Western Reserve Health Foundation Awards $170,900

YOUNGSTOWN, Ohio — A $100,000 grant from the Western Reserve Health Foundation will help the Mahoning County Juvenile Court launch a new program to identify and recommend treatment for drug and mental health issues in the families of young offenders.

In addition, a foundation grant of $70,900 will support the county Board of Health’s new “Centering Pregnancy” program, which will help groups of at-risk pregnant women choose health-promoting behaviors and teach those to their infants.

“Programs like these are important, but public resources for them are limited,” said Phillip Dennison, chairman of the foundation and principal at Packer Thomas & Co. “These are great opportunities for the Western Reserve Health Foundation to step in with seed money to establish new initiatives.”

In the juvenile court, the foundation’s support will provide funding for a new licensed chemical dependency counselor to be hired this year.

The specially trained counselor will screen, recommend treatment for and follow up with family members of delinquent young people in order to improve their chances for successful rehabilitation. The court hopes to screen more than 1,000 family members this year for substance abuse and depression resulting in treatment.

The grant requires the court to monitor and report on the results of the screening, referral and follow-up activities involving family members, Dennison said.

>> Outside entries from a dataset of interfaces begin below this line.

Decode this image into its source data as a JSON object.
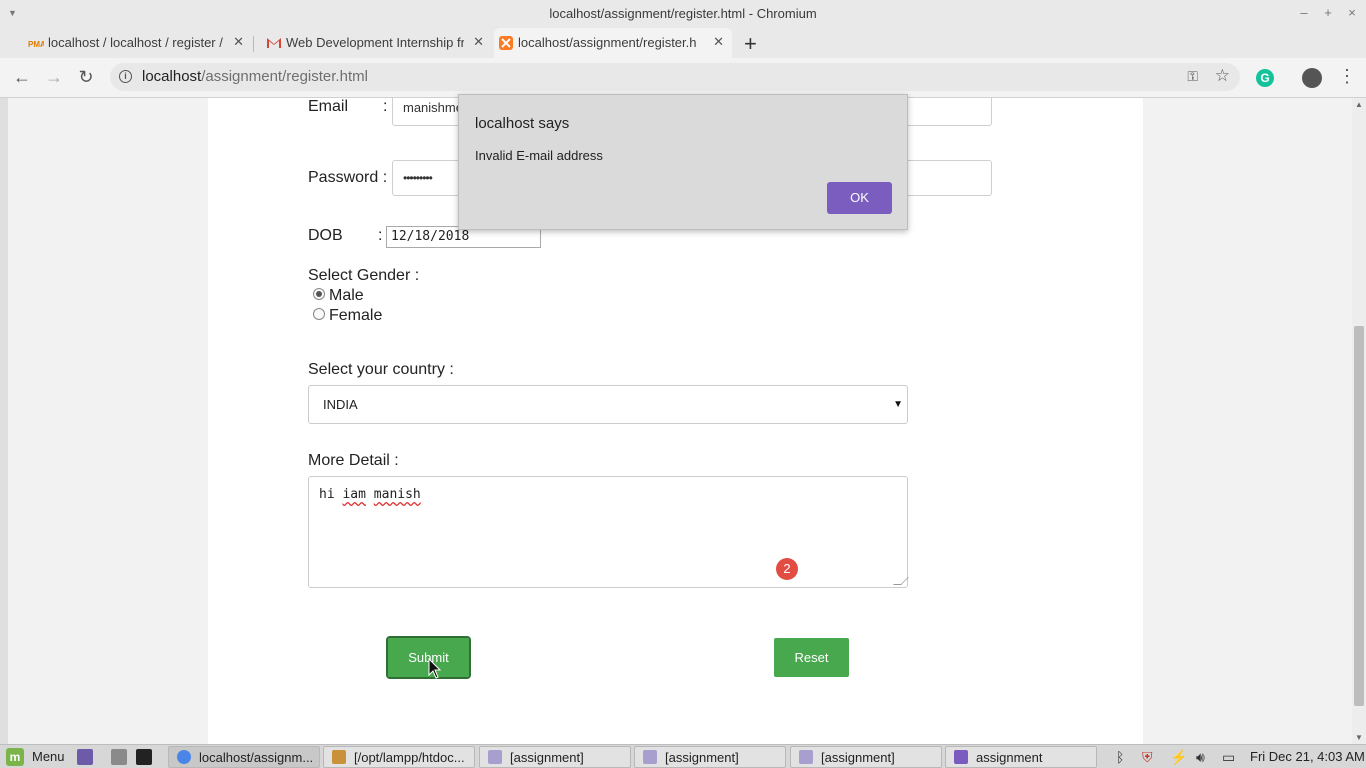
{
  "window": {
    "title": "localhost/assignment/register.html - Chromium"
  },
  "tabs": [
    {
      "label": "localhost / localhost / register / p",
      "icon": "phpmyadmin-icon"
    },
    {
      "label": "Web Development Internship fr",
      "icon": "gmail-icon"
    },
    {
      "label": "localhost/assignment/register.h",
      "icon": "xampp-icon"
    }
  ],
  "toolbar": {
    "url_host": "localhost",
    "url_path": "/assignment/register.html"
  },
  "form": {
    "email_label": "Email",
    "email_value": "manishme",
    "password_label": "Password :",
    "password_value": "•••••••••",
    "dob_label": "DOB",
    "dob_value": "12/18/2018",
    "colon": ":",
    "gender_label": "Select Gender :",
    "gender_options": [
      "Male",
      "Female"
    ],
    "gender_selected": "Male",
    "country_label": "Select your country :",
    "country_value": "INDIA",
    "detail_label": "More Detail :",
    "detail_words": [
      "hi",
      "iam",
      "manish"
    ],
    "grammar_badge_count": "2",
    "submit_label": "Submit",
    "reset_label": "Reset"
  },
  "dialog": {
    "title": "localhost says",
    "message": "Invalid E-mail address",
    "ok_label": "OK",
    "ok_color": "#7b5cbf"
  },
  "taskbar": {
    "menu_label": "Menu",
    "items": [
      {
        "label": "localhost/assignm...",
        "icon": "chromium-icon",
        "active": true
      },
      {
        "label": "[/opt/lampp/htdoc...",
        "icon": "text-editor-icon",
        "active": false
      },
      {
        "label": "[assignment]",
        "icon": "folder-icon",
        "active": false
      },
      {
        "label": "[assignment]",
        "icon": "folder-icon",
        "active": false
      },
      {
        "label": "[assignment]",
        "icon": "folder-icon",
        "active": false
      },
      {
        "label": "assignment",
        "icon": "folder-icon",
        "active": false
      }
    ],
    "clock": "Fri Dec 21, 4:03 AM"
  },
  "colors": {
    "button_green": "#47a84d",
    "badge_red": "#e14d43"
  }
}
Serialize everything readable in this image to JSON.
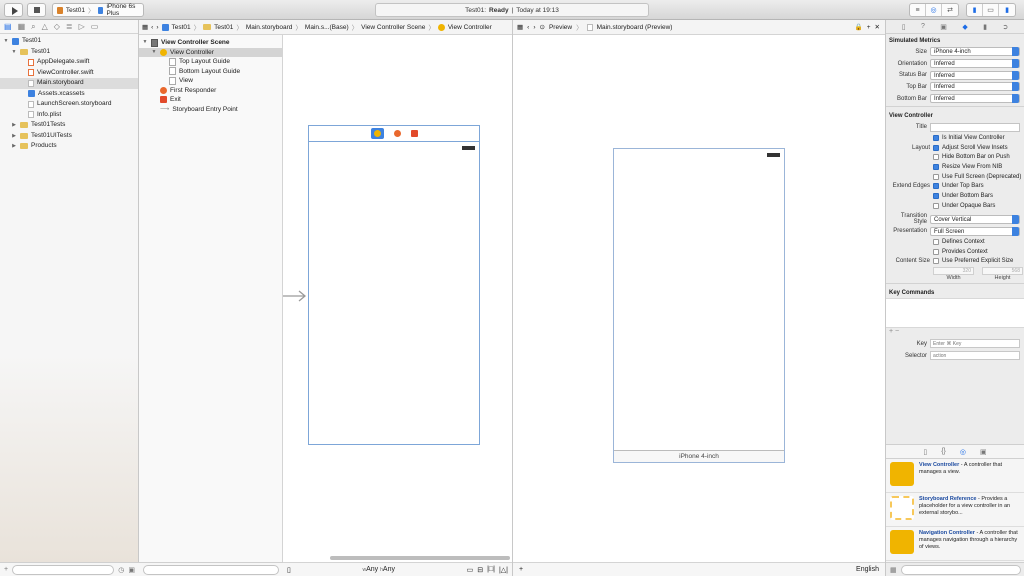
{
  "toolbar": {
    "scheme_app": "Test01",
    "scheme_device": "iPhone 6s Plus",
    "status_project": "Test01:",
    "status_state": "Ready",
    "status_sep": "|",
    "status_time": "Today at 19:13"
  },
  "navigator": {
    "items": [
      {
        "label": "Test01",
        "level": 0,
        "kind": "project",
        "expanded": true
      },
      {
        "label": "Test01",
        "level": 1,
        "kind": "folder",
        "expanded": true
      },
      {
        "label": "AppDelegate.swift",
        "level": 2,
        "kind": "swift"
      },
      {
        "label": "ViewController.swift",
        "level": 2,
        "kind": "swift"
      },
      {
        "label": "Main.storyboard",
        "level": 2,
        "kind": "storyboard",
        "selected": true
      },
      {
        "label": "Assets.xcassets",
        "level": 2,
        "kind": "assets"
      },
      {
        "label": "LaunchScreen.storyboard",
        "level": 2,
        "kind": "storyboard"
      },
      {
        "label": "Info.plist",
        "level": 2,
        "kind": "plist"
      },
      {
        "label": "Test01Tests",
        "level": 1,
        "kind": "folder",
        "expanded": false
      },
      {
        "label": "Test01UITests",
        "level": 1,
        "kind": "folder",
        "expanded": false
      },
      {
        "label": "Products",
        "level": 1,
        "kind": "folder",
        "expanded": false
      }
    ]
  },
  "editor": {
    "jumpbar": [
      "Test01",
      "Test01",
      "Main.storyboard",
      "Main.s...(Base)",
      "View Controller Scene",
      "View Controller"
    ],
    "outline": [
      {
        "label": "View Controller Scene",
        "level": 0,
        "kind": "scene"
      },
      {
        "label": "View Controller",
        "level": 1,
        "kind": "vc",
        "selected": true
      },
      {
        "label": "Top Layout Guide",
        "level": 2,
        "kind": "guide"
      },
      {
        "label": "Bottom Layout Guide",
        "level": 2,
        "kind": "guide"
      },
      {
        "label": "View",
        "level": 2,
        "kind": "guide"
      },
      {
        "label": "First Responder",
        "level": 1,
        "kind": "responder"
      },
      {
        "label": "Exit",
        "level": 1,
        "kind": "exit"
      },
      {
        "label": "Storyboard Entry Point",
        "level": 1,
        "kind": "entry"
      }
    ],
    "size_class_w_prefix": "w",
    "size_class_w": "Any",
    "size_class_h_prefix": "h",
    "size_class_h": "Any"
  },
  "preview": {
    "jumpbar": [
      "Preview",
      "Main.storyboard (Preview)"
    ],
    "device_label": "iPhone 4-inch",
    "language": "English"
  },
  "inspector": {
    "simulated_metrics": {
      "title": "Simulated Metrics",
      "rows": [
        {
          "label": "Size",
          "value": "iPhone 4-inch"
        },
        {
          "label": "Orientation",
          "value": "Inferred"
        },
        {
          "label": "Status Bar",
          "value": "Inferred"
        },
        {
          "label": "Top Bar",
          "value": "Inferred"
        },
        {
          "label": "Bottom Bar",
          "value": "Inferred"
        }
      ]
    },
    "view_controller": {
      "title": "View Controller",
      "title_label": "Title",
      "is_initial": "Is Initial View Controller",
      "layout_label": "Layout",
      "layout_options": [
        {
          "label": "Adjust Scroll View Insets",
          "checked": true
        },
        {
          "label": "Hide Bottom Bar on Push",
          "checked": false
        },
        {
          "label": "Resize View From NIB",
          "checked": true
        },
        {
          "label": "Use Full Screen (Deprecated)",
          "checked": false
        }
      ],
      "extend_label": "Extend Edges",
      "extend_options": [
        {
          "label": "Under Top Bars",
          "checked": true
        },
        {
          "label": "Under Bottom Bars",
          "checked": true
        },
        {
          "label": "Under Opaque Bars",
          "checked": false
        }
      ],
      "transition_label": "Transition Style",
      "transition_value": "Cover Vertical",
      "presentation_label": "Presentation",
      "presentation_value": "Full Screen",
      "defines_context": "Defines Context",
      "provides_context": "Provides Context",
      "content_size_label": "Content Size",
      "use_preferred": "Use Preferred Explicit Size",
      "width_value": "320",
      "height_value": "568",
      "width_label": "Width",
      "height_label": "Height"
    },
    "key_commands": {
      "title": "Key Commands",
      "key_label": "Key",
      "key_placeholder": "Enter ⌘ Key",
      "selector_label": "Selector",
      "selector_placeholder": "action"
    },
    "library": [
      {
        "name": "View Controller",
        "desc": " - A controller that manages a view.",
        "color": "#f0b400"
      },
      {
        "name": "Storyboard Reference",
        "desc": " - Provides a placeholder for a view controller in an external storybo...",
        "color": "#f7c85a"
      },
      {
        "name": "Navigation Controller",
        "desc": " - A controller that manages navigation through a hierarchy of views.",
        "color": "#f0b400"
      }
    ]
  }
}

“By addressing drug use and mental health issues in families, we can be more effective in supporting successful rehabilitation of young people,” said Juvenile Court Judge Theresa Dellick.

The grant for the Centering Pregnancy program will help lay the foundation for the effort, which will involve regular group meetings among expectant mothers, assessments and regular interaction with an OB-GYN specialist and other elements.

Plans for this year include hiring and training a program coordinator, recruiting a local OB-GYN, renovating office space, visiting successful Centering Pregnancy sites and working with the Centering Health Care Institute, the Boston-based organization that helps launch such programs.

The service to local, at-risk mothers would start early next year.

“This group-oriented approach has shown proven results in other communities,” said Mahoning County Health Commissioner Patricia M. Sweeney. “We are confident it will make an impact on the tragically high infant death rate in our community.”

The foundation also announced two other grants:

  • $20,000 for Access Health Mahoning Valley, which arranges care for those without health insurance. The grant will help Access hire a case manager to assist uninsured adults.
  • $5,000 for Meridian Community Care’s Panda Leaders Club, through which students meet to discuss and promote responsible decisions about drug/alcohol use, violence, teen pregnancy and other issues.

The Western Reserve Health Foundation receives donations and awards grants that promote health-related needs in Mahoning County. As of June 30, the foundation had more than $13 million in assets. The foundation was established in the 1980s as the fundraising arm of the Western Reserve Care System. In 2012, the foundation enlarged its mission to support healthcare needs countywide and became an affiliate of the Community Foundation of the Mahoning Valley, which awards grants for a broad range of local programs and provides management services to nearly 100 local funds.

SOURCE: Western Reserve Health Foundation.

Published by The Business Journal, Youngstown, Ohio.

Copyright 2024 The Business Journal, Youngstown, Ohio.